Dogs aren’t known as Man’s Best Friend for nothing. You’re your dog’s #1, so you better be her top priority…or else.
Yep, dogs can get jealous.
So, You Think Your Dog is Jealous?
There are a lot of signs that might lead you to believe your dog is behaving jealously. A few of the most common include:
- Invasion of your physical space
- More frequent requests for play or affection
- Increased whining or other vocalizations
- A sense of restlessness
- Destructive behavior when being “ignored”
Seen any of these signs? Then you might be right…your dog could be jealous! Scientists have been debating for more than a century over the concept of jealousy in animals, but recent studies are shining light on jealous emotions in dogs. It seems our furriest friends are potentially just as likely to become jealous over us as our significant others and even our children.
Why Would My Dog be Jealous?
Remember that dogs don’t do anything without a reason that’s rooted in evolution. Dogs likely developed the emotional sense of jealousy when their beneficial social relationship with us was challenged in some way. Of course, they’ve learned to manage that jealousy over time by understanding the line between appropriate jealous behavior (whining and asking for rubs) and inappropriate (biting your Tinder date.)
You see, jealousy is actually a complex emotion. All emotions are segmented as either “primary” or “secondary,” the former being things like fear and joy. Secondary emotions like jealousy, guilt, or shame are more nuanced, meaning only the most cognitively advanced animals experience them. Is your dog the jealous type? She might also be super-smart!
How Can I Make My Dog Less Jealous?
It’s sweet that you care about your dog’s emotional wellbeing. There’s a fine line between helping your dog process her feelings of jealousy healthily and enabling bad behavior. Finding that line can take some time.
Remember that although your dog can’t necessarily control her feelings of jealousy, she’s smart enough to control her actions. So if she’s behaving unacceptably when she gets jealous, she’s responsible for reining that in. If, for example, she rips up the curtains every time you snuggle on the couch with your spouse, don’t be afraid to reprimand her as you normally would when she misbehaves.
The trick is not only reprimanding your dog. To help her deal with her feelings of jealousy, you’ve got to reward her for good behavior while also not being a doormat to unacceptable behavior. Identify when your dog is prone to jealous outbursts, then preempt those outbursts with treats as you ease into a situation where she might normally behave jealously. Teach her that not only should she not be jealous of this other person/thing/activity, she should welcome it because she gets rewards!

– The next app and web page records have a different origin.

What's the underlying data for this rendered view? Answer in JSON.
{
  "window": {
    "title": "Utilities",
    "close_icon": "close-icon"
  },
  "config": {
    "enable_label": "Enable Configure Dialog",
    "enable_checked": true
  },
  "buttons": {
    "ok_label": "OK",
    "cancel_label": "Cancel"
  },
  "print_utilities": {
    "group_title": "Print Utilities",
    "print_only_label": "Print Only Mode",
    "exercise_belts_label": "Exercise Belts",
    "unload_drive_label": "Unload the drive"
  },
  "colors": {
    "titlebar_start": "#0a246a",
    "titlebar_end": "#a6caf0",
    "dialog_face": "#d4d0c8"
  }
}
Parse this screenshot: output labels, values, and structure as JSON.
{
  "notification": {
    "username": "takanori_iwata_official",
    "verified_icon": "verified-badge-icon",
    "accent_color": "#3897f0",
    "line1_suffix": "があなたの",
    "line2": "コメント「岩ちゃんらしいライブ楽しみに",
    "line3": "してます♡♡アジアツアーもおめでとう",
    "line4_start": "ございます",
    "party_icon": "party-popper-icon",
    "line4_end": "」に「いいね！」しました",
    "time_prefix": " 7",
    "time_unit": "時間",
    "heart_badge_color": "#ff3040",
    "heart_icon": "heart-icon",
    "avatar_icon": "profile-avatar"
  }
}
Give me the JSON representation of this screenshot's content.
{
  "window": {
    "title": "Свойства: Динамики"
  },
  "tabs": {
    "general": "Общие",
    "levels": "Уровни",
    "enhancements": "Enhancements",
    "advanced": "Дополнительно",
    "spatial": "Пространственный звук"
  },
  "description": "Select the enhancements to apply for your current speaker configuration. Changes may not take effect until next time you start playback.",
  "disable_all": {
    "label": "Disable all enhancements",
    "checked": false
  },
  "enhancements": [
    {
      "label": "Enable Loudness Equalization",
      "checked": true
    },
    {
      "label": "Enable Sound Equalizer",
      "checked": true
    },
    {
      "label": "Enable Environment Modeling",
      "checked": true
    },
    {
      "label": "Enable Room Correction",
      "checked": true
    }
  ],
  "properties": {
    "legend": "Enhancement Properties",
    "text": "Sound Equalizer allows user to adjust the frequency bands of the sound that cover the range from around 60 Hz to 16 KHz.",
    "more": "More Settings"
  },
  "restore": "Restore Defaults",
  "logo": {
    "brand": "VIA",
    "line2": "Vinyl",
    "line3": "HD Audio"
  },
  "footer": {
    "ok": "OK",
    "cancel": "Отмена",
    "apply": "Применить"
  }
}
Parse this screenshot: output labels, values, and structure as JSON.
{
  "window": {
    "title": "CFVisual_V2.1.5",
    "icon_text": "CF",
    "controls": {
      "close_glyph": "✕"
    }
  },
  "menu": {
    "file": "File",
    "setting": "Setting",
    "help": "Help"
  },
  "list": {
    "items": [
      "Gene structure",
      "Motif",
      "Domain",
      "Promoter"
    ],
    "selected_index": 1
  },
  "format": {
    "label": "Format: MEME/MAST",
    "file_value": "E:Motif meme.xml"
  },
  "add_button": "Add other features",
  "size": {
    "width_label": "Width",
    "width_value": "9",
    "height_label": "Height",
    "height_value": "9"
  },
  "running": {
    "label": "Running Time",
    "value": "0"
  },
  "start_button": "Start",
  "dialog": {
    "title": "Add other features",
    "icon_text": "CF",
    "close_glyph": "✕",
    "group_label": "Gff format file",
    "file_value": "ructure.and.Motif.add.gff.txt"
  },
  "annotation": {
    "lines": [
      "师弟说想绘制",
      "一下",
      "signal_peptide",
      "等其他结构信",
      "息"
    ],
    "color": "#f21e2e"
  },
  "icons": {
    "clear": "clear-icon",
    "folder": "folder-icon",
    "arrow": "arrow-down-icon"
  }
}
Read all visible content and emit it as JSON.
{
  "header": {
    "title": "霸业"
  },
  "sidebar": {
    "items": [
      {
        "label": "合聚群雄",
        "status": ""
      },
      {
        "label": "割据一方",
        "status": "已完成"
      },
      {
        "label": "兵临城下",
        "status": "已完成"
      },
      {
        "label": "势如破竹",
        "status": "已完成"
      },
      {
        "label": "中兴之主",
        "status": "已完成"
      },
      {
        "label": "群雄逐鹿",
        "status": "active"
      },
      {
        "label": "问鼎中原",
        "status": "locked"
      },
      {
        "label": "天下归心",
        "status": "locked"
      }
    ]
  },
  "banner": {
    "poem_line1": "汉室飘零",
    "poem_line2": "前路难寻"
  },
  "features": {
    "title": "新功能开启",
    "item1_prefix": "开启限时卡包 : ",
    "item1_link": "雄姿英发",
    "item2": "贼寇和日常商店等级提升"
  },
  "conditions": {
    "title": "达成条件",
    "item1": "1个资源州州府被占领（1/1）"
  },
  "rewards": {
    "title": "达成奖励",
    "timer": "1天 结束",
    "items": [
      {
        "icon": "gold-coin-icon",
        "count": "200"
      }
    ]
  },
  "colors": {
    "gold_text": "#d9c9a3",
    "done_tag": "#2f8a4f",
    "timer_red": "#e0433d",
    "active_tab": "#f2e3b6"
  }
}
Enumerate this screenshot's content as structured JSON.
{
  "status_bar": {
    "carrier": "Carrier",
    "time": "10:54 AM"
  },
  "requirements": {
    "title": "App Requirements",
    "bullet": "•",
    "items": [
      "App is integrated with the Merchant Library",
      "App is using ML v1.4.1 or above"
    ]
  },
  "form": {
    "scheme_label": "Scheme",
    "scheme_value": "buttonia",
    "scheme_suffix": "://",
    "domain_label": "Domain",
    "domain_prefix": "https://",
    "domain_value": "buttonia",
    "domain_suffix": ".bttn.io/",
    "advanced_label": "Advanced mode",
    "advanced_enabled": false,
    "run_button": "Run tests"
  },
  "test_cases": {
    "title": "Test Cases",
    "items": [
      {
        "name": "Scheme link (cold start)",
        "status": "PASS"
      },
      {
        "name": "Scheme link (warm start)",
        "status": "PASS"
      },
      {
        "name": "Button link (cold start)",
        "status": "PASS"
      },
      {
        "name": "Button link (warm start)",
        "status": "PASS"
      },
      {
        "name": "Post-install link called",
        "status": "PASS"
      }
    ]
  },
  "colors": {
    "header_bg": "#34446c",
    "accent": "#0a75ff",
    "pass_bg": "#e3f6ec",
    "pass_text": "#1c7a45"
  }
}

Of course, be sure you’re still giving your dog plenty of individual attention, too. This is especially important if you’ve recently undergone a jealousy-inducing life change, like having a baby or adopting a second pet. The more secure your dog feels in her connection with you, the less prone to jealousy she’ll be.